(humorous) By extension, having changed a (secular) belief or adherence.

However, the term "lapsed" doesn't directly indicate that they've failed to indicate that they're no longer an adherent.

  • The two definitions are not consistent: Wikipedia clearly states that one may be "lapsed" while still believing. It also implies that someone who keeps up the appearance of religion (e.g. by going to church) is not lapsed.
    – David K
    Commented Jan 12, 2017 at 19:08

You could use "tartuffe". "Tartuffe" is the name of a character in one of the most famous theatrical comedies by Molière.

According to wikipedia :

As a result of Molière's play, contemporary French and English both use the word "tartuffe" to designate a hypocrite who ostensibly and exaggeratedly feigns virtue, especially religious virtue.

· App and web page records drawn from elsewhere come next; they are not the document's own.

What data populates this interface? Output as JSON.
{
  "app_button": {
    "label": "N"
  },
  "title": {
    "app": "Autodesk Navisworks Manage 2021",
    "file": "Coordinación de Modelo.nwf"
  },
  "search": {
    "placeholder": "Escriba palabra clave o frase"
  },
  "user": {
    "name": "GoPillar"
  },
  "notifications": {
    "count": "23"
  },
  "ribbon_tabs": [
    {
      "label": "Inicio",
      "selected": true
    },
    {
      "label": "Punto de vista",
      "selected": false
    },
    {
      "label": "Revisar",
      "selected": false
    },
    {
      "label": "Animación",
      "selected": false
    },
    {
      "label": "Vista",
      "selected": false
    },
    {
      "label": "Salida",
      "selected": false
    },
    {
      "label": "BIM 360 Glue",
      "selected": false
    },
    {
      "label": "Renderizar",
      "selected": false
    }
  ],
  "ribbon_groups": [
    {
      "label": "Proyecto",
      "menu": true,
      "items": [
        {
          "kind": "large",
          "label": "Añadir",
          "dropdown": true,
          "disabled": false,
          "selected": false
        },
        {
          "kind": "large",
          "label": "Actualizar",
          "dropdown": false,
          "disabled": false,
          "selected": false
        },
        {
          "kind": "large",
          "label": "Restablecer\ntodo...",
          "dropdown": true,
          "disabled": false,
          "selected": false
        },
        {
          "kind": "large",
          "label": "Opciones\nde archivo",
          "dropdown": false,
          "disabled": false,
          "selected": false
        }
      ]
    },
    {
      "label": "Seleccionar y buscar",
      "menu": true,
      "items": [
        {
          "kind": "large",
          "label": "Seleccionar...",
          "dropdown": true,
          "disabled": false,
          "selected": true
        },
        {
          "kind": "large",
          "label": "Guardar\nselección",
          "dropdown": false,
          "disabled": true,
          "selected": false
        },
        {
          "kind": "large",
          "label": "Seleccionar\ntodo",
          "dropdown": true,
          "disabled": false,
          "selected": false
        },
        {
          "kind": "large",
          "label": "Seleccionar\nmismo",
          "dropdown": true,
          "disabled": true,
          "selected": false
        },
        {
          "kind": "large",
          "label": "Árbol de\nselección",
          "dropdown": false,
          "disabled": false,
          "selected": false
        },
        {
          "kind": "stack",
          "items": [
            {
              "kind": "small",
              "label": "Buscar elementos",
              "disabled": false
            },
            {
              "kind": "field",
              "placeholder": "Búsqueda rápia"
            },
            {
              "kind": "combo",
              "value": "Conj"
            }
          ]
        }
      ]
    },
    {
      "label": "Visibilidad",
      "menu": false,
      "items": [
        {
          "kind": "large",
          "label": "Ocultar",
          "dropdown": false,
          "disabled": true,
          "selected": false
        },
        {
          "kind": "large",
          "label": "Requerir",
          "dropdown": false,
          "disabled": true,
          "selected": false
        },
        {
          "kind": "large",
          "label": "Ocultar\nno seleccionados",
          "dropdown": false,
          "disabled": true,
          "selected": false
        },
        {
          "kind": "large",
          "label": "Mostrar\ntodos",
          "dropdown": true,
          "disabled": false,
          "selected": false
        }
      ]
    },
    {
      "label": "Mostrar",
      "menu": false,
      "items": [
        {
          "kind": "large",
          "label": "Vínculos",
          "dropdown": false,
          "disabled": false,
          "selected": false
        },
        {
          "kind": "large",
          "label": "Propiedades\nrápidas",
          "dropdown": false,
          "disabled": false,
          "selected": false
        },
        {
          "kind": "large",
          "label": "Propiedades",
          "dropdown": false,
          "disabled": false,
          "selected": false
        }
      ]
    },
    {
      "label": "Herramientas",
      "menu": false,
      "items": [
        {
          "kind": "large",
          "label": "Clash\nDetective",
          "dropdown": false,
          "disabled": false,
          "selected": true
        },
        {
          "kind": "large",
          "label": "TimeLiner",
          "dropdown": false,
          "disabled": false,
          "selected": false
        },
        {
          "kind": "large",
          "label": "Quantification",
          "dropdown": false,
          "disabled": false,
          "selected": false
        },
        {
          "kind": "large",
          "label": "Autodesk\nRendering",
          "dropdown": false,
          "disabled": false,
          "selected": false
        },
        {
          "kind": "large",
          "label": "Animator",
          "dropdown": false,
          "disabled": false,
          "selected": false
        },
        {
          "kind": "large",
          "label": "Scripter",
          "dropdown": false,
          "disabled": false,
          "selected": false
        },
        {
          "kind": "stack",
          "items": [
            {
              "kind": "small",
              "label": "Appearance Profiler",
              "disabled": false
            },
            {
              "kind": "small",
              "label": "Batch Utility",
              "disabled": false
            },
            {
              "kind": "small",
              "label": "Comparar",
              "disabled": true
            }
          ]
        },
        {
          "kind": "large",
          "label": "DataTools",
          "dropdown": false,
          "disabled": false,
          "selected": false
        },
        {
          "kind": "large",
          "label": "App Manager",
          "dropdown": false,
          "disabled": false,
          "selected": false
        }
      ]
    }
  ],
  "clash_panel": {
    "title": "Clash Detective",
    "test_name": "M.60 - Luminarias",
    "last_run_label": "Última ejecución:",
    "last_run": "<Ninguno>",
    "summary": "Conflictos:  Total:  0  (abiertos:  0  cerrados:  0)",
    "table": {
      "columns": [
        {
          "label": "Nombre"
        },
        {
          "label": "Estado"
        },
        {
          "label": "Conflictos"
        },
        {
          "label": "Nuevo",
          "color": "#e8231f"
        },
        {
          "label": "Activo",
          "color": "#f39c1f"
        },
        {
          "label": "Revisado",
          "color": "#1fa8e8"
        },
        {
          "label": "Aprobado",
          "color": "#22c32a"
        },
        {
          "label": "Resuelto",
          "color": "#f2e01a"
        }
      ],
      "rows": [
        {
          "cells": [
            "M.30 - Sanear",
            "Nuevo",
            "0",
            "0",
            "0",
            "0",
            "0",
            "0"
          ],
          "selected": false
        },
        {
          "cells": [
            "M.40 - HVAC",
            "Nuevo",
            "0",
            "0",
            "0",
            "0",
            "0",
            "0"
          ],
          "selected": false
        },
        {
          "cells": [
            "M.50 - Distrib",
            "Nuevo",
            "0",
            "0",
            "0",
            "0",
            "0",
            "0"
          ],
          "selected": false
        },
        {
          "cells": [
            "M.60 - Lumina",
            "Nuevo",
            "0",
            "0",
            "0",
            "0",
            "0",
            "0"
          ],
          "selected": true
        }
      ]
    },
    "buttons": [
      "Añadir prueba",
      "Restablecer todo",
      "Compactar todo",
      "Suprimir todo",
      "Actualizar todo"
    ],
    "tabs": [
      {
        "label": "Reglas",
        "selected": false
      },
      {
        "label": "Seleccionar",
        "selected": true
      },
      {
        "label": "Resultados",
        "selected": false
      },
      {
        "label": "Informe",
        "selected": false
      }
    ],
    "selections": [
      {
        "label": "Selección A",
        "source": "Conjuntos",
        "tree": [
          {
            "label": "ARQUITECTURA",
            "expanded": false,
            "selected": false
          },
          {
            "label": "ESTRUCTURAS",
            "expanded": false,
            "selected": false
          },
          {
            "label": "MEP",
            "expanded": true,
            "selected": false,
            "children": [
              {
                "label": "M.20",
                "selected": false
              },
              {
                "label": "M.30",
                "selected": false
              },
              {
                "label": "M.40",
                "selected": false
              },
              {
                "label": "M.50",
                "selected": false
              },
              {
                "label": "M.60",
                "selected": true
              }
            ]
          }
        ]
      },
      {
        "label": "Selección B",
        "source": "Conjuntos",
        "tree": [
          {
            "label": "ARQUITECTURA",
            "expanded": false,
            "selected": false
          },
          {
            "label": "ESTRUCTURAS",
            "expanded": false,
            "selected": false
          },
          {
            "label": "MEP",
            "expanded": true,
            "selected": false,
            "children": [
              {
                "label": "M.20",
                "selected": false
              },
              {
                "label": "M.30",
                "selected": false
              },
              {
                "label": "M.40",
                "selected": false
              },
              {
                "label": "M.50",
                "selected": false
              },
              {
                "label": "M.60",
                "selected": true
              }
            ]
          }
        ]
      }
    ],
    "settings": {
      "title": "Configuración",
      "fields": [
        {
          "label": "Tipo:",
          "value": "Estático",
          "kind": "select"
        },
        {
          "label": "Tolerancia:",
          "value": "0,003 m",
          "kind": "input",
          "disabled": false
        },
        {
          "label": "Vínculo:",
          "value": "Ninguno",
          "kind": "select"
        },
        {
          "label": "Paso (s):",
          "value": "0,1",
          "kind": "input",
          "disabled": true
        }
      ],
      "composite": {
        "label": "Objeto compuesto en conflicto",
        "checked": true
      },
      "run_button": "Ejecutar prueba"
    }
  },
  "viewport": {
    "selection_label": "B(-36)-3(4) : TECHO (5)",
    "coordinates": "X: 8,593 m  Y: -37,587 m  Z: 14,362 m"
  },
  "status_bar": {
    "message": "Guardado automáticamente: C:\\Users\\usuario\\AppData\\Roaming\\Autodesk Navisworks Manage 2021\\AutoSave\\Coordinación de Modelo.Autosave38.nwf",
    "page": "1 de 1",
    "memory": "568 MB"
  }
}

  • 14
    No, this is an unfair portrayal of the OP's question. A person who is either too scared or ashamed to admit publicly they no longer believe, ... can’t say they’re not religious anymore because people will turn against them? is not a tartuffe. They may simply go through the motions, without being ostentatious.
    – Mari-Lou A
    Commented Dec 19, 2016 at 11:23

Word for fake religious people

"dissembler": one who hides under a false appearance (but it requires a religious context to apply.)

A common term that describe actively religious actions is "piety". Thus "False Piety" is a phrase that works for this.

"Hypocrite" is more common, but the meaning is more about actions being in alignment with words than beliefs with words/actions.


The term Sunday Christian is a term for a Christian who pretends to be religious for the perks, or based on social pressure. It is a rather negative term when used by 'real' religious people, basically calling out people who don't practice what they preach.

Usage: "I don't want to see any Sunday Christians in my congregation," said the pastor. "Get out there and spread the word of God!!"


Consider the adjective So-called defined by The Free Dictionary.

Used to show that you think a word that is used to describe someone or something is not suitable or not correct. (Cambridge)

It was one of his so-called friends who supplied him with the drugs that killed him.

Another example:

He was a member of so-called religious people.


How about masquerader?

Oxford Dictionaries:

masquearade: pretend to be, pose as, pass oneself off as, impersonate, disguise oneself as, simulate, profess to be

A masquerader is one who masquerades.

Fake religious people are no different from other people who masquerade as something they're not, whatever the reason. If one's friends are republicans, pro choice or pro LGBT, creationists, etc. one might masquerade as one of them to avoid conflict and preserve the "relationship".